▶ [WORK ITEM]: Word for word, give the records again, dropping any picture they hold.

### GIVEN RECORDS

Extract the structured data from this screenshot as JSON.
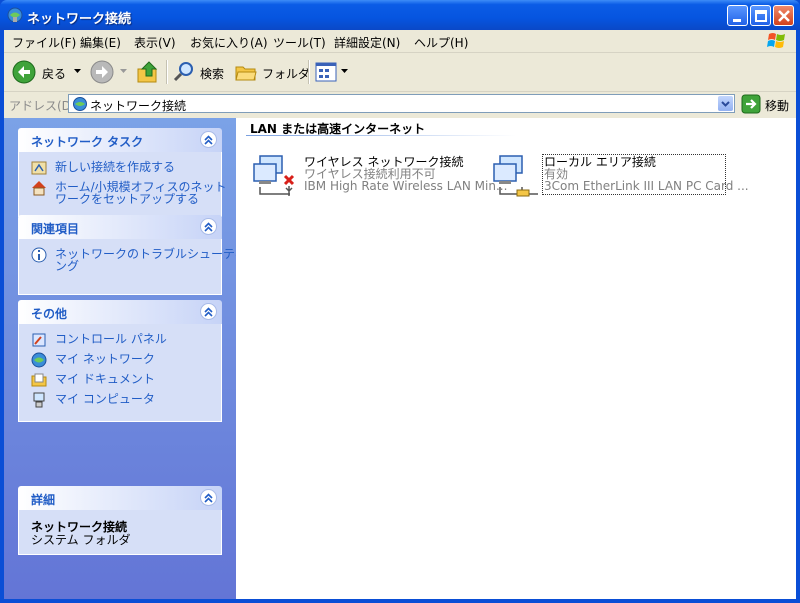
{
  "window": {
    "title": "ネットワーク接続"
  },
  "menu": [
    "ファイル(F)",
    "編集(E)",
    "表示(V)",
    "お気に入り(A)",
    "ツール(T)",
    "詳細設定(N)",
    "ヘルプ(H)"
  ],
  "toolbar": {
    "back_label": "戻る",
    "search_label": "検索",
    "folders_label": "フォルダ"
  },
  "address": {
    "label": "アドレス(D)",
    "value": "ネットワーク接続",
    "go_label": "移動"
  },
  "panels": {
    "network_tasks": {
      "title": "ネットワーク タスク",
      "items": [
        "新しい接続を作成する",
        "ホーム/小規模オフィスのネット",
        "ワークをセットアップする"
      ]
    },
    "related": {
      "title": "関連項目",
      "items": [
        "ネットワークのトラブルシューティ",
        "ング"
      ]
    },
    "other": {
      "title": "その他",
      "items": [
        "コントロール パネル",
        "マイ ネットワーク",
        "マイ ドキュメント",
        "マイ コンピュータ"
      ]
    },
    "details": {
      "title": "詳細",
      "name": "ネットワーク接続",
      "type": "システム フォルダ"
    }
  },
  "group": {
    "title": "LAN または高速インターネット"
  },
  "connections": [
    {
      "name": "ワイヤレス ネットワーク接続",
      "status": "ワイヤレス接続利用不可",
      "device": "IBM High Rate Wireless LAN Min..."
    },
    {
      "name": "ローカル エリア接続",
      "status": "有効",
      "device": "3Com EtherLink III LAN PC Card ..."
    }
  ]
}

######

▶ [RESULT OF THIS TASK]:
Extract the structured data from this screenshot as JSON.
{
  "window": {
    "title": "ネットワーク接続"
  },
  "menu": [
    "ファイル(F)",
    "編集(E)",
    "表示(V)",
    "お気に入り(A)",
    "ツール(T)",
    "詳細設定(N)",
    "ヘルプ(H)"
  ],
  "toolbar": {
    "back_label": "戻る",
    "search_label": "検索",
    "folders_label": "フォルダ"
  },
  "address": {
    "label": "アドレス(D)",
    "value": "ネットワーク接続",
    "go_label": "移動"
  },
  "panels": {
    "network_tasks": {
      "title": "ネットワーク タスク",
      "items": [
        "新しい接続を作成する",
        "ホーム/小規模オフィスのネット",
        "ワークをセットアップする"
      ]
    },
    "related": {
      "title": "関連項目",
      "items": [
        "ネットワークのトラブルシューティ",
        "ング"
      ]
    },
    "other": {
      "title": "その他",
      "items": [
        "コントロール パネル",
        "マイ ネットワーク",
        "マイ ドキュメント",
        "マイ コンピュータ"
      ]
    },
    "details": {
      "title": "詳細",
      "name": "ネットワーク接続",
      "type": "システム フォルダ"
    }
  },
  "group": {
    "title": "LAN または高速インターネット"
  },
  "connections": [
    {
      "name": "ワイヤレス ネットワーク接続",
      "status": "ワイヤレス接続利用不可",
      "device": "IBM High Rate Wireless LAN Min..."
    },
    {
      "name": "ローカル エリア接続",
      "status": "有効",
      "device": "3Com EtherLink III LAN PC Card ..."
    }
  ]
}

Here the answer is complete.